MIDDLETOWN, Conn. (WTNH) – Tina Hurlbert is a mother from Durham who enjoys watching her daughter, Sofia, play Little League softball. Yet, on Wednesday at Chrystal Lake Park in Middletown, Tina tells News 8 she had to make a tough decision no parent with a young athlete ever wants to.
“I said I’m just going to take Sofia home because it’s not safe, this isn’t okay, I’m not comfortable with it, nobody should be on the field right now,” said Hurlbert.
The reason for Tina’s decision is a sign she says found posted on the field that had the words, “pesticide application” on it, followed by the date of that very day. There was also an image on the sign that clearly warned people not to use the grass.
“I was the only mom who left with her kid because it wasn’t a safe place to be,” said Hurlbert.
Tina says she then took her story to Facebook where her message reached a pair of moms from West Hartford who started a group called Grassroots West Hartford. Officials with that organization tell us they’ve been working with public works officials in their community to stop pesticide use on their ball fields.
“Our town, I think, wants to respond to what the community wants so they made the pledge to send a few of their groundskeepers to a course, a pretty extensive course and start to transition to organic and natural lawn care,” said Kim Huges, co-founder Grassroots West Hartford.
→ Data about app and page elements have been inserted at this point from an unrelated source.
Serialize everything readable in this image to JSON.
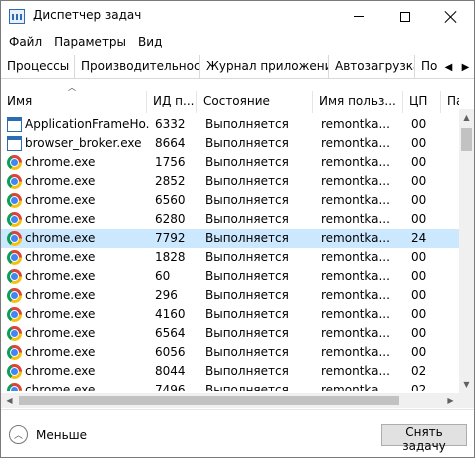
{
  "window": {
    "title": "Диспетчер задач"
  },
  "menu": [
    "Файл",
    "Параметры",
    "Вид"
  ],
  "tabs": [
    "Процессы",
    "Производительность",
    "Журнал приложений",
    "Автозагрузка",
    "По"
  ],
  "columns": {
    "name": "Имя",
    "pid": "ИД п...",
    "state": "Состояние",
    "user": "Имя польз...",
    "cpu": "ЦП",
    "extra": "Па"
  },
  "rows": [
    {
      "icon": "window-app-icon",
      "name": "ApplicationFrameHo...",
      "pid": "6332",
      "state": "Выполняется",
      "user": "remontka...",
      "cpu": "00"
    },
    {
      "icon": "window-app-icon",
      "name": "browser_broker.exe",
      "pid": "8664",
      "state": "Выполняется",
      "user": "remontka...",
      "cpu": "00"
    },
    {
      "icon": "chrome-icon",
      "name": "chrome.exe",
      "pid": "1756",
      "state": "Выполняется",
      "user": "remontka...",
      "cpu": "00"
    },
    {
      "icon": "chrome-icon",
      "name": "chrome.exe",
      "pid": "2852",
      "state": "Выполняется",
      "user": "remontka...",
      "cpu": "00"
    },
    {
      "icon": "chrome-icon",
      "name": "chrome.exe",
      "pid": "6560",
      "state": "Выполняется",
      "user": "remontka...",
      "cpu": "00"
    },
    {
      "icon": "chrome-icon",
      "name": "chrome.exe",
      "pid": "6280",
      "state": "Выполняется",
      "user": "remontka...",
      "cpu": "00"
    },
    {
      "icon": "chrome-icon",
      "name": "chrome.exe",
      "pid": "7792",
      "state": "Выполняется",
      "user": "remontka...",
      "cpu": "24",
      "selected": true
    },
    {
      "icon": "chrome-icon",
      "name": "chrome.exe",
      "pid": "1828",
      "state": "Выполняется",
      "user": "remontka...",
      "cpu": "00"
    },
    {
      "icon": "chrome-icon",
      "name": "chrome.exe",
      "pid": "60",
      "state": "Выполняется",
      "user": "remontka...",
      "cpu": "00"
    },
    {
      "icon": "chrome-icon",
      "name": "chrome.exe",
      "pid": "296",
      "state": "Выполняется",
      "user": "remontka...",
      "cpu": "00"
    },
    {
      "icon": "chrome-icon",
      "name": "chrome.exe",
      "pid": "4160",
      "state": "Выполняется",
      "user": "remontka...",
      "cpu": "00"
    },
    {
      "icon": "chrome-icon",
      "name": "chrome.exe",
      "pid": "6564",
      "state": "Выполняется",
      "user": "remontka...",
      "cpu": "00"
    },
    {
      "icon": "chrome-icon",
      "name": "chrome.exe",
      "pid": "6056",
      "state": "Выполняется",
      "user": "remontka...",
      "cpu": "00"
    },
    {
      "icon": "chrome-icon",
      "name": "chrome.exe",
      "pid": "8044",
      "state": "Выполняется",
      "user": "remontka...",
      "cpu": "02"
    },
    {
      "icon": "chrome-icon",
      "name": "chrome.exe",
      "pid": "7496",
      "state": "Выполняется",
      "user": "remontka...",
      "cpu": "02"
    }
  ],
  "footer": {
    "less_label": "Меньше",
    "end_task_label": "Снять задачу"
  }
}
But according to the National Pesticide Information Center, “Because people use pesticides to kill, prevent, repel, or in some way adversely affect some living organism (the pest), pesticides by their nature are toxic to some degree. Even the least-toxic products, and those that are natural or organic, can cause health problems if someone is exposed to enough of it.”
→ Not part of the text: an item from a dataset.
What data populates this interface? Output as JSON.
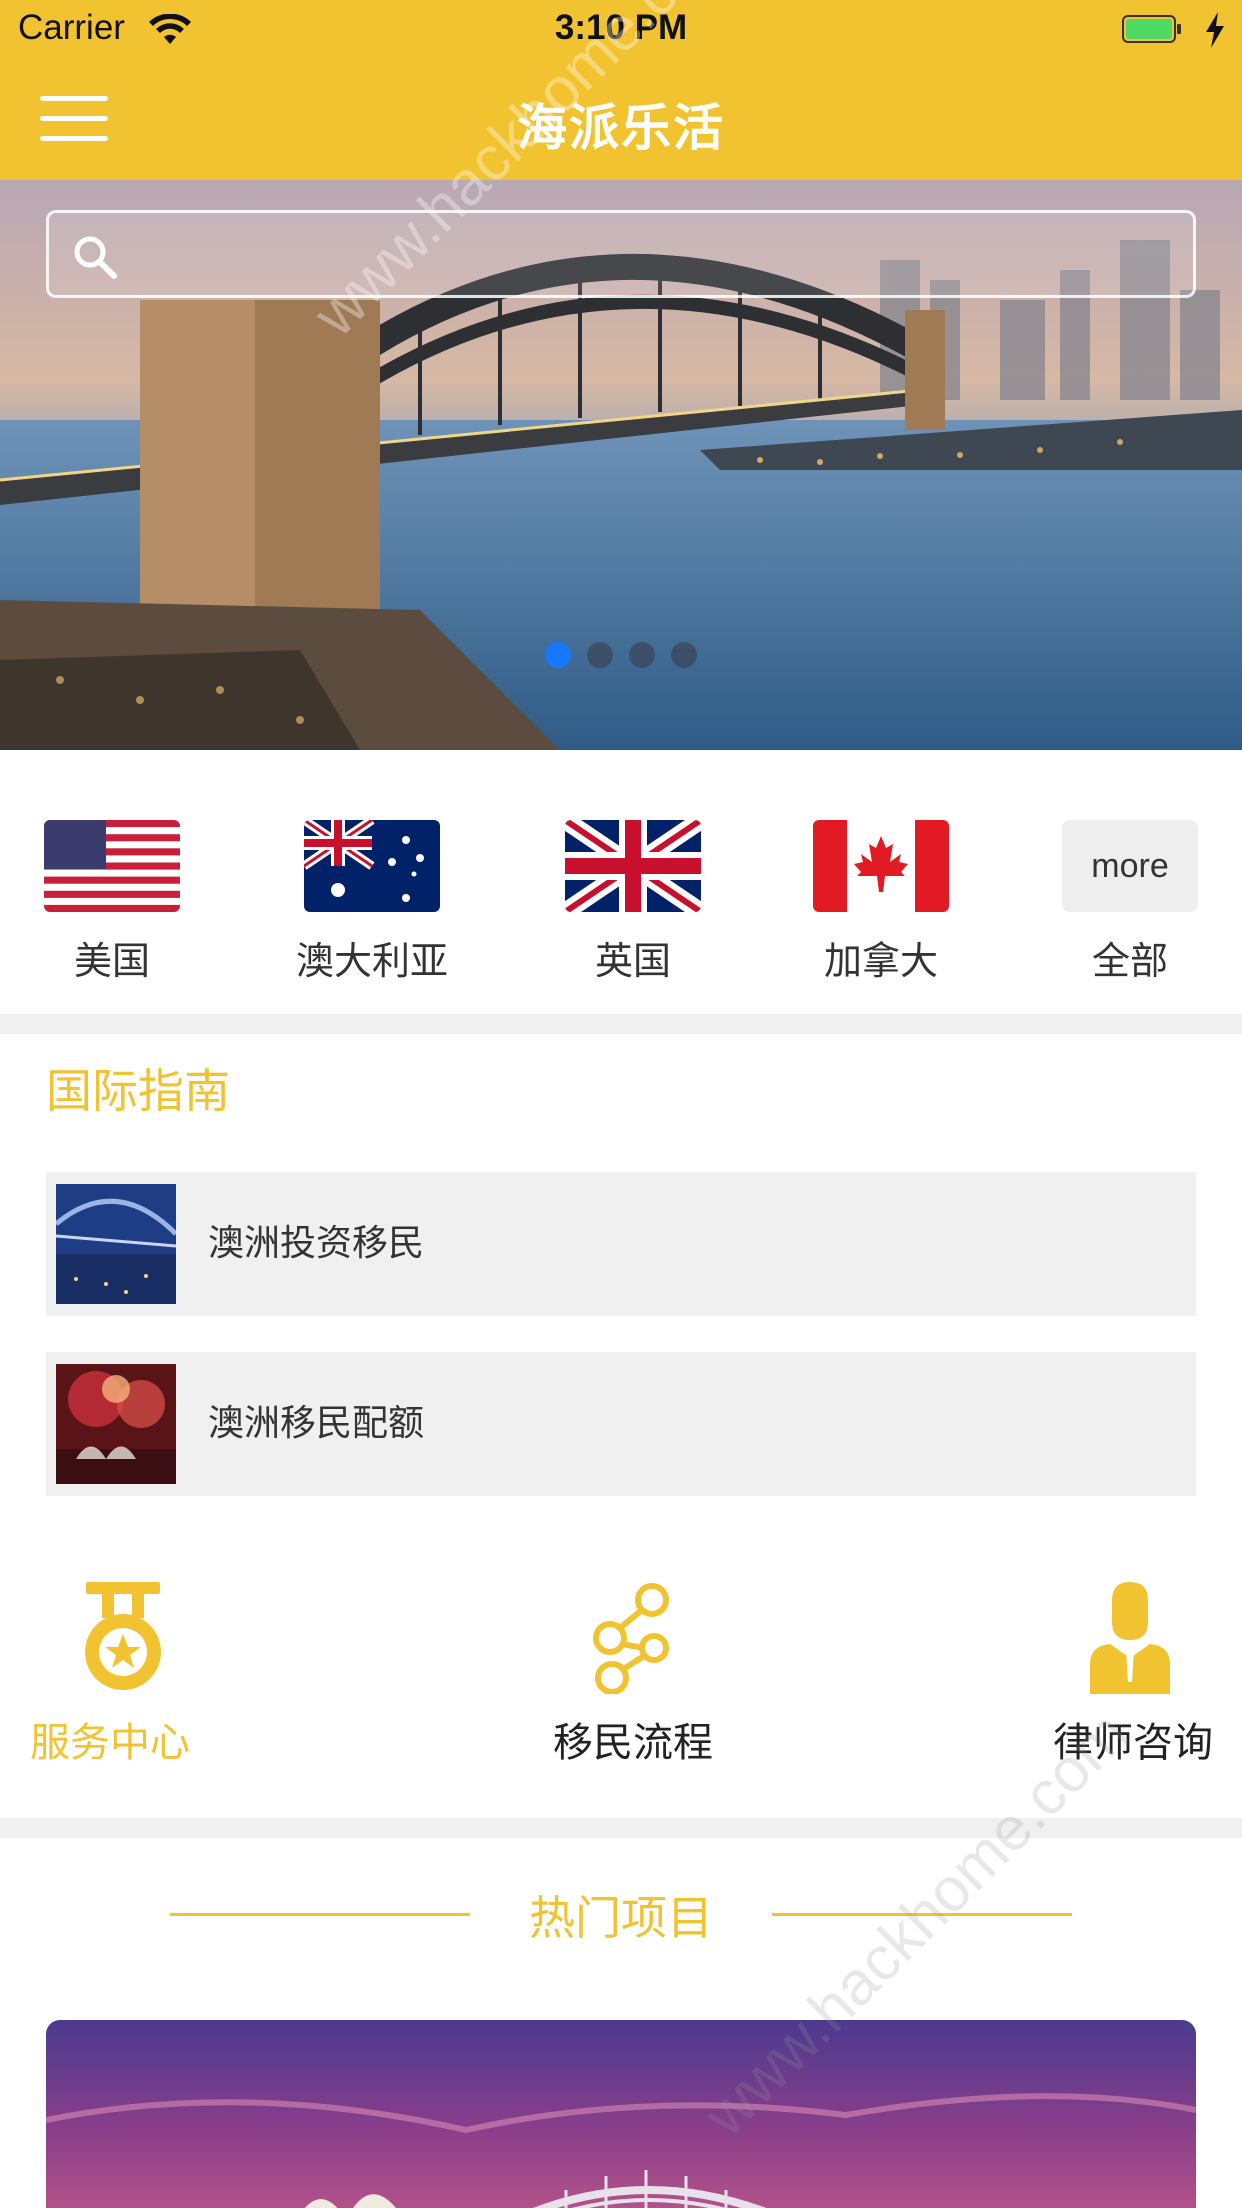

In Tina’s case she says even if steps are taken to stop pesticide use on this Middletown field she’ll likely never feel comfortable letting her daughter play ball on this field.
“No, we wouldn’t play here again,” said Hurlbert.
News 8 spoke to the mayor of Middletown, Daniel Drew, about the Tina’s concerns. He says the city is looking to get to the bottom of what happened, adding he personally doesn’t want pesticides to be used on city grass.